The steps required to reef are:

  1. Decide you need to reef
  2. Announce this to the crew and make sure they are awake and stationed where then need to be. Have them wait for the command, not simply just start in on their own task as soon as they arrive at that position.
  3. Make sure the various lines are clear to run, especially the halyard, that the crew knows which line is to be handled in what order, that there are winch handles located close to hand as needed and so on. Magic marker marks on the halyard or a few turns of seizing line with the tail sticking out makes it easier to feel as well as see.
  4. Ease the sheet, enough. This is the amount necessary to take the load off the sail such that it is luffing to, at a minimum, ¾ of the way aft from the luff of the sail. From here, it is a fine-tuning exercise each time you reef.

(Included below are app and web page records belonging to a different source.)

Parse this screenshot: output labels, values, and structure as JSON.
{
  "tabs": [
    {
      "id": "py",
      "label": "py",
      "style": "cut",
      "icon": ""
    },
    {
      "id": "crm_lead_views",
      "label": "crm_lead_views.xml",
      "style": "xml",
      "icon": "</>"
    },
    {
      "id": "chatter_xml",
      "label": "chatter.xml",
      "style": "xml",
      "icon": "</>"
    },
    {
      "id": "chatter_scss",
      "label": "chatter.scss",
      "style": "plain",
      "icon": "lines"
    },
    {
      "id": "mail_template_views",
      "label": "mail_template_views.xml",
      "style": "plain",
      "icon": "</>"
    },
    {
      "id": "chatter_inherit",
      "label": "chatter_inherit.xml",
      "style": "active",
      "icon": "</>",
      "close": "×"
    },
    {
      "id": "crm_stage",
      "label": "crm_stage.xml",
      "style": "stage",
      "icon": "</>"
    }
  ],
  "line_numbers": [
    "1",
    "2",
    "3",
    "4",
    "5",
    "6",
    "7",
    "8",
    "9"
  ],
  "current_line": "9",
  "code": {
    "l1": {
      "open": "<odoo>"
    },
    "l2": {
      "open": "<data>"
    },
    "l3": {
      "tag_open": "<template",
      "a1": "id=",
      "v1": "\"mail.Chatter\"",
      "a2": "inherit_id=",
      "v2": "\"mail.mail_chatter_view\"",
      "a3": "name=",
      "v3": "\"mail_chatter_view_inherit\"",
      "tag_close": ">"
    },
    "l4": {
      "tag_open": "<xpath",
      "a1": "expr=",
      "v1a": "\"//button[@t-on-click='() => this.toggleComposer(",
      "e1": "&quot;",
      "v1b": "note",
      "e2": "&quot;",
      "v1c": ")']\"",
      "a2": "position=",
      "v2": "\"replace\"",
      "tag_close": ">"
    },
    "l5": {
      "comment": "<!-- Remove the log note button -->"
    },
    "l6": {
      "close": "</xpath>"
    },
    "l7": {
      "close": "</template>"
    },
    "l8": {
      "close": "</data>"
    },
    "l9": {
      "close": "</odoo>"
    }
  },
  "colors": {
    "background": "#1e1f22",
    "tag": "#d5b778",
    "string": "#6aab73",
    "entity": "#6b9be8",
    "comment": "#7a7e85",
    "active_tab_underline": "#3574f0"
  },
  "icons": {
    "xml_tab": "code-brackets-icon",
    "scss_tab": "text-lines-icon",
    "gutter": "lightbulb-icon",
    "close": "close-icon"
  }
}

  5. The person steering plays a role too, maintaining a steady course based on the apparent wind angle, with the mainsail now (quite) eased. The balance, and so the feel on the boat, will be different than when the mainsail was trimmed in and the boat was more or less balanced. A common steering problem is when the mainsheet is eased the wheel, the helm goes light so the person steering bears down to get feel back into the helm and the boat tends up reaching instead of being close hauled. For instance
  6. Ease the vang, enough, and if you have a topping lift and not a rigid vang, trim the topping lift to a pre-determined point. This point is that which lifts the boom, ‘just a bit’, i.e. sufficient to take the weight off the boom and the leech of the sail. The reason for this is that almost universally sail makers will place the reef rings progressively higher up the leech, say 2,3 inches on an average 35-50 foot boat. This is so the successive reefs do not need to be jammed into the boom, on top of the already fabric-filled area. So the leech reef ring can be a few inches away from the boom, and still the boom is more or less horizontal.

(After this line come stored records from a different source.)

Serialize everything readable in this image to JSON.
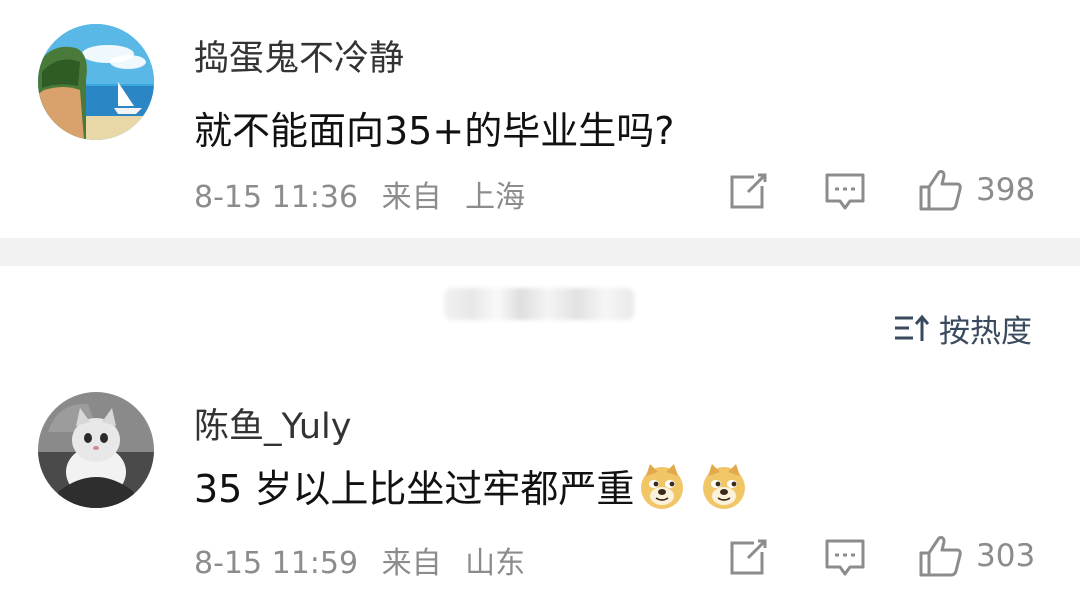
{
  "comments": [
    {
      "username": "捣蛋鬼不冷静",
      "text": "就不能面向35+的毕业生吗?",
      "date": "8-15 11:36",
      "source_prefix": "来自",
      "location": "上海",
      "likes": "398",
      "avatar_icon": "sailboat-sky-avatar"
    },
    {
      "username": "陈鱼_Yuly",
      "text": "35 岁以上比坐过牢都严重",
      "date": "8-15 11:59",
      "source_prefix": "来自",
      "location": "山东",
      "likes": "303",
      "avatar_icon": "cat-avatar",
      "emojis": [
        "doge-emoji",
        "doge-emoji"
      ]
    }
  ],
  "sort": {
    "label": "按热度",
    "icon": "sort-icon"
  },
  "colors": {
    "meta_gray": "#8c8c8c",
    "divider": "#f2f2f2",
    "sort_text": "#3a4a5e"
  }
}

  7. Lower the main halyard-and this is where the variations start to kick in-Lower the halyard to, ideally a previously determined point. As part of the discussion on Seamanship, preparation, that is testing this stuff at the dock, is a key ingredient here.
  8. Secure the tack of the reef point —THEN

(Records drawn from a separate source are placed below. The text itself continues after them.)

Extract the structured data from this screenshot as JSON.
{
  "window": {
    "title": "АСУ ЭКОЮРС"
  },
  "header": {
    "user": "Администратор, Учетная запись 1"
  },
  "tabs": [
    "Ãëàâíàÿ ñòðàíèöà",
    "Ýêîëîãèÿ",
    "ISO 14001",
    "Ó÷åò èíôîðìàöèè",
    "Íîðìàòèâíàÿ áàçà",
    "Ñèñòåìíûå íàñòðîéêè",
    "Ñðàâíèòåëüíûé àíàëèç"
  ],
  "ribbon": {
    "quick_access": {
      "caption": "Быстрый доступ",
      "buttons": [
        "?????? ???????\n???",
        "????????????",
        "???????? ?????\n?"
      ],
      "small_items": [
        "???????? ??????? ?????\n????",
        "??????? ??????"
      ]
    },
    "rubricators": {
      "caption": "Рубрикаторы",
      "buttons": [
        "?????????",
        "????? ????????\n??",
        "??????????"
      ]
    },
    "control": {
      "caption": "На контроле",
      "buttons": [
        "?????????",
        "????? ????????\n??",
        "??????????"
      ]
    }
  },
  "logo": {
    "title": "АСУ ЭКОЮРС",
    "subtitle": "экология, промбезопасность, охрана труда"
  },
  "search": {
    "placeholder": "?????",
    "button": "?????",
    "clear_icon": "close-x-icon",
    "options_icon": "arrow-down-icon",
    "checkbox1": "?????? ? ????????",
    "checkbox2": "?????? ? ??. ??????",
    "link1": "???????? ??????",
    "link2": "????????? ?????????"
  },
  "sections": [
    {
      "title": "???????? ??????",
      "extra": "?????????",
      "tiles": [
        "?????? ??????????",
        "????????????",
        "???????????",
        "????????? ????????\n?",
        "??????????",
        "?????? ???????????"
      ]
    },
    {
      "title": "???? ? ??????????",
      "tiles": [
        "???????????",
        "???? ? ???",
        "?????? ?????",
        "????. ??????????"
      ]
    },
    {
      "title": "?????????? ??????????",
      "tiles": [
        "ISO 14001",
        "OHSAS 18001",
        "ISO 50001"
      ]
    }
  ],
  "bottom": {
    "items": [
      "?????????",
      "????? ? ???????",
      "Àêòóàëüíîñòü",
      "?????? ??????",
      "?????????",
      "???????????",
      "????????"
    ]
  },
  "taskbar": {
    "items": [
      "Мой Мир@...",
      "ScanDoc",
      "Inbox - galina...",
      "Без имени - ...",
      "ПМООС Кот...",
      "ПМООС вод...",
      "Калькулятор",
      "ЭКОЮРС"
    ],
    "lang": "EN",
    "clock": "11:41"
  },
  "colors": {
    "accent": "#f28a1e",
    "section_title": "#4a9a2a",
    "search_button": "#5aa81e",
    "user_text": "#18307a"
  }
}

  9. Tension halyard (this is ALWAYS to be completed before tensioning the leech reef line.)
  10. Tension the leech reef line. (It is critical in the arrangement of the leech reef line that the ‘new’ foot of the sail can be pulled aft and tensioned in order to make the sail flat.)
  11. Release the topping lift, letting the load come back into the sail-Otherwise you will end up trimming the mainsheet against the topping lift and not the sail. This helps to not break the topping lift too.
  12. Trim the sheet and vang as appropriate
  13. Secure the bunt (the bit of sail fabric now flapping between the boom and the reef point), as you feel necessary
  14. Check for chafe, and regularly there after.
  15. Put on the kettle for tea.

If you are at sea AND the conditions seem to be settling in for the duration, rig up some back up lines. I will get to these later on.

The foregoing is roughly the sequential narrative of reefing. The nuances depend on which of the three systems you have.

I will discuss these three systems individually in subsequent posts.